This term, invented by anarchist philosopher and sweet-ass-name-haver Hakim Bey, refers to “temporary spaces that elude formal structures of control.” Building a TAZ can be a great protest tactic. You just pick a spot where your presence can disrupt something in need of disruption and build a town around it.
There was no strict hierarchy at Standing Rock. One of the first things we saw driving into the camp was a large series of tents set up as essentially a gigantic free closet full of winter wear for all who needed it. There were also camps, and sections of camps, dedicated to providing free coffee for all.
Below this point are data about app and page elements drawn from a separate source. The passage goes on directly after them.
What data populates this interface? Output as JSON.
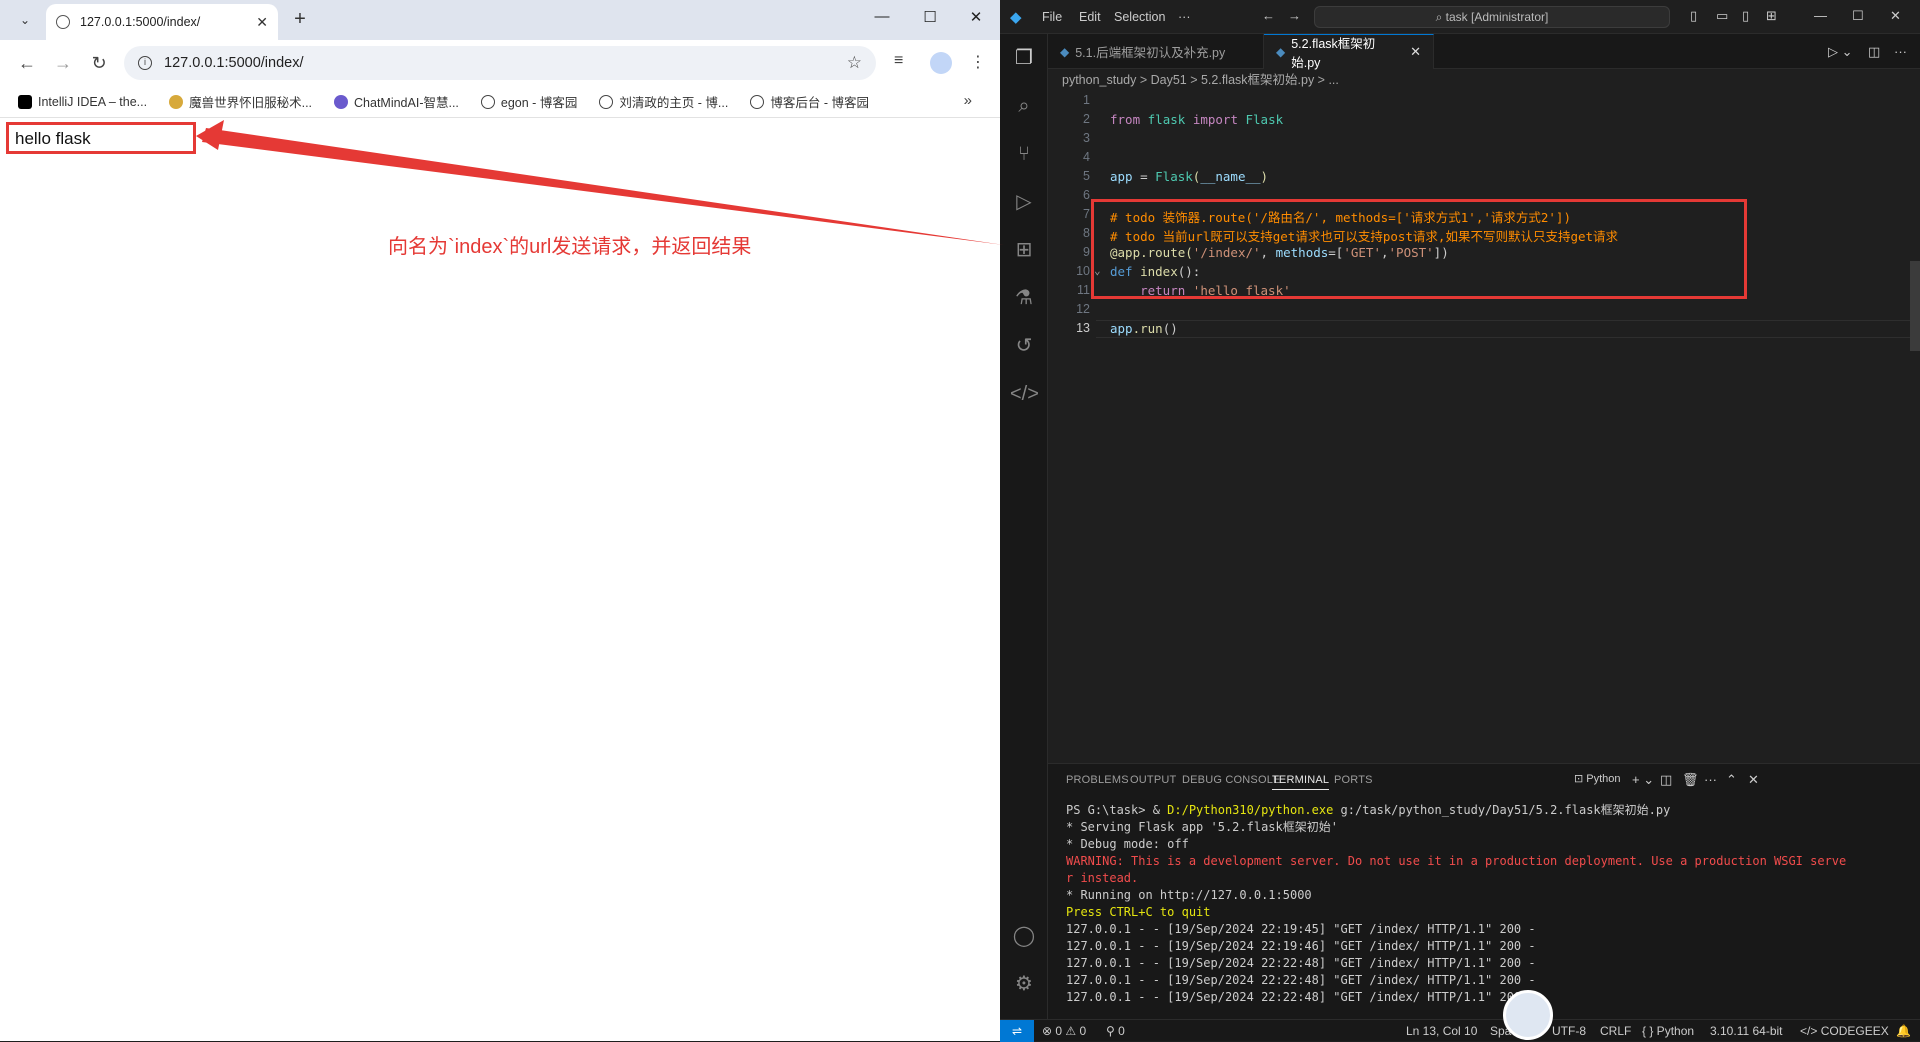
{
  "browser": {
    "tab_title": "127.0.0.1:5000/index/",
    "url": "127.0.0.1:5000/index/",
    "bookmarks": [
      {
        "label": "IntelliJ IDEA – the...",
        "color": "#000000"
      },
      {
        "label": "魔兽世界怀旧服秘术...",
        "color": "#d7a93b"
      },
      {
        "label": "ChatMindAI-智慧...",
        "color": "#6a5acd"
      },
      {
        "label": "egon - 博客园",
        "color": "#444444"
      },
      {
        "label": "刘清政的主页 - 博...",
        "color": "#444444"
      },
      {
        "label": "博客后台 - 博客园",
        "color": "#444444"
      }
    ],
    "page_text": "hello flask",
    "annotation": "向名为`index`的url发送请求，并返回结果"
  },
  "vscode": {
    "menu": [
      "File",
      "Edit",
      "Selection",
      "···"
    ],
    "command_center": "task [Administrator]",
    "tabs": [
      {
        "label": "5.1.后端框架初认及补充.py",
        "active": false
      },
      {
        "label": "5.2.flask框架初始.py",
        "active": true
      }
    ],
    "breadcrumb": "python_study  >  Day51  >  5.2.flask框架初始.py  >  ...",
    "line_numbers": [
      "1",
      "2",
      "3",
      "4",
      "5",
      "6",
      "7",
      "8",
      "9",
      "10",
      "11",
      "12",
      "13"
    ],
    "code": {
      "l2_from": "from",
      "l2_mod": "flask",
      "l2_import": "import",
      "l2_cls": "Flask",
      "l5_var": "app",
      "l5_eq": " = ",
      "l5_cls": "Flask",
      "l5_paren_open": "(",
      "l5_arg": "__name__",
      "l5_paren_close": ")",
      "l7": "# todo 装饰器.route('/路由名/', methods=['请求方式1','请求方式2'])",
      "l8": "# todo 当前url既可以支持get请求也可以支持post请求,如果不写则默认只支持get请求",
      "l9_at": "@app.route(",
      "l9_route": "'/index/'",
      "l9_mid": ", ",
      "l9_kw": "methods",
      "l9_eq": "=[",
      "l9_get": "'GET'",
      "l9_comma": ",",
      "l9_post": "'POST'",
      "l9_end": "])",
      "l10_def": "def",
      "l10_fn": "index",
      "l10_end": "():",
      "l11_ret": "return",
      "l11_str": "'hello flask'",
      "l13_var": "app",
      "l13_fn": ".run",
      "l13_end": "()"
    },
    "panel_tabs": [
      "PROBLEMS",
      "OUTPUT",
      "DEBUG CONSOLE",
      "TERMINAL",
      "PORTS"
    ],
    "terminal_profile": "Python",
    "terminal": {
      "prompt": "PS G:\\task> & ",
      "exe": "D:/Python310/python.exe",
      "script": " g:/task/python_study/Day51/5.2.flask框架初始.py",
      "serving": " * Serving Flask app '5.2.flask框架初始'",
      "debug": " * Debug mode: off",
      "warning1": "WARNING: This is a development server. Do not use it in a production deployment. Use a production WSGI serve",
      "warning2": "r instead.",
      "running": " * Running on http://127.0.0.1:5000",
      "quit": "Press CTRL+C to quit",
      "logs": [
        "127.0.0.1 - - [19/Sep/2024 22:19:45] \"GET /index/ HTTP/1.1\" 200 -",
        "127.0.0.1 - - [19/Sep/2024 22:19:46] \"GET /index/ HTTP/1.1\" 200 -",
        "127.0.0.1 - - [19/Sep/2024 22:22:48] \"GET /index/ HTTP/1.1\" 200 -",
        "127.0.0.1 - - [19/Sep/2024 22:22:48] \"GET /index/ HTTP/1.1\" 200 -",
        "127.0.0.1 - - [19/Sep/2024 22:22:48] \"GET /index/ HTTP/1.1\" 200 -"
      ]
    },
    "status": {
      "problems": "⊗ 0 ⚠ 0",
      "ports": "⚲ 0",
      "position": "Ln 13, Col 10",
      "spaces": "Spac",
      "encoding": "UTF-8",
      "eol": "CRLF",
      "language": "{ }  Python",
      "interpreter": "3.10.11 64-bit",
      "codegeex": "CODEGEEX"
    },
    "colors": {
      "accent": "#0078d4",
      "highlight_box": "#e53935"
    }
  }
}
There were camps which cooked meals with donated ingredients for everyone (we ate buffalo stew and buttered vegetables), and camps that handled recycling.
There were camps where both trained medical professionals and nonsense medical professionals were on hand to perform emergency medicine, give back rubs, and do whatever the fuck Reiki is. There was a camp of legal experts and a camp full of press liaisons. They weren’t hired for the event; they showed up, found other people with similar skills, and started doing whatever it is they did best. We considered starting a dick joke tent, but then assumed they already had one.
We did occasionally hear talk of “elders,” which got us all excited about the possibility of learning a new Dragon Shout, but it turns out they weren’t that kind of elder. One night, we heard an announcement over a bullhorn at the main fire that the elders had advised everyone to head back to their camps for the evening, since it might drop below freezing. It was advice, not an order. A liaison at a camp where U.S. Military veterans gathered to pool their skills told us they listened to advice from the elder council, “but we are here to serve the people, just as when we were deployed.”